:: Records for processing ::
>>>>>

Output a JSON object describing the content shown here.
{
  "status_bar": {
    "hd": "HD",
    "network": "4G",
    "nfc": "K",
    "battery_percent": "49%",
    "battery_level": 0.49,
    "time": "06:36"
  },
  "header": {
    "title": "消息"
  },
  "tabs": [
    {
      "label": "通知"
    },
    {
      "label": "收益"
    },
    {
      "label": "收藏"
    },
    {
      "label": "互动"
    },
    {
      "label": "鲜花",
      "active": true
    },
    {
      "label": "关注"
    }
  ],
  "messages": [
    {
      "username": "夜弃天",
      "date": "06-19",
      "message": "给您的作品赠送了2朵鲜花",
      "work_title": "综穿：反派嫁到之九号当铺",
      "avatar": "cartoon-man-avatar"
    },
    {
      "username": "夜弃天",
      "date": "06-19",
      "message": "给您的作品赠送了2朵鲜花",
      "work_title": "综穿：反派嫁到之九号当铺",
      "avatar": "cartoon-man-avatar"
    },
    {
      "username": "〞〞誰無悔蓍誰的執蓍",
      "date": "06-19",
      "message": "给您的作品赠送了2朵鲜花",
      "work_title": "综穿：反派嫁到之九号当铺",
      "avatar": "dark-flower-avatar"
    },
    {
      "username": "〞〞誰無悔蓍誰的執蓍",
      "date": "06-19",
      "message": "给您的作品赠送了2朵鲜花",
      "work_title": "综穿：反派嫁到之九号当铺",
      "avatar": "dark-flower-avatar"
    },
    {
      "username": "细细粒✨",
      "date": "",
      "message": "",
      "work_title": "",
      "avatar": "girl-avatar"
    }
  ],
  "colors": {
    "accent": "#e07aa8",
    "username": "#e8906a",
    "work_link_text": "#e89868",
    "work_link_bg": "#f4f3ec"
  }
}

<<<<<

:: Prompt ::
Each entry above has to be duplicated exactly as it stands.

:: Exercise response ::
Output a JSON object describing the content shown here.
{
  "status_bar": {
    "hd": "HD",
    "network": "4G",
    "nfc": "K",
    "battery_percent": "49%",
    "battery_level": 0.49,
    "time": "06:36"
  },
  "header": {
    "title": "消息"
  },
  "tabs": [
    {
      "label": "通知"
    },
    {
      "label": "收益"
    },
    {
      "label": "收藏"
    },
    {
      "label": "互动"
    },
    {
      "label": "鲜花",
      "active": true
    },
    {
      "label": "关注"
    }
  ],
  "messages": [
    {
      "username": "夜弃天",
      "date": "06-19",
      "message": "给您的作品赠送了2朵鲜花",
      "work_title": "综穿：反派嫁到之九号当铺",
      "avatar": "cartoon-man-avatar"
    },
    {
      "username": "夜弃天",
      "date": "06-19",
      "message": "给您的作品赠送了2朵鲜花",
      "work_title": "综穿：反派嫁到之九号当铺",
      "avatar": "cartoon-man-avatar"
    },
    {
      "username": "〞〞誰無悔蓍誰的執蓍",
      "date": "06-19",
      "message": "给您的作品赠送了2朵鲜花",
      "work_title": "综穿：反派嫁到之九号当铺",
      "avatar": "dark-flower-avatar"
    },
    {
      "username": "〞〞誰無悔蓍誰的執蓍",
      "date": "06-19",
      "message": "给您的作品赠送了2朵鲜花",
      "work_title": "综穿：反派嫁到之九号当铺",
      "avatar": "dark-flower-avatar"
    },
    {
      "username": "细细粒✨",
      "date": "",
      "message": "",
      "work_title": "",
      "avatar": "girl-avatar"
    }
  ],
  "colors": {
    "accent": "#e07aa8",
    "username": "#e8906a",
    "work_link_text": "#e89868",
    "work_link_bg": "#f4f3ec"
  }
}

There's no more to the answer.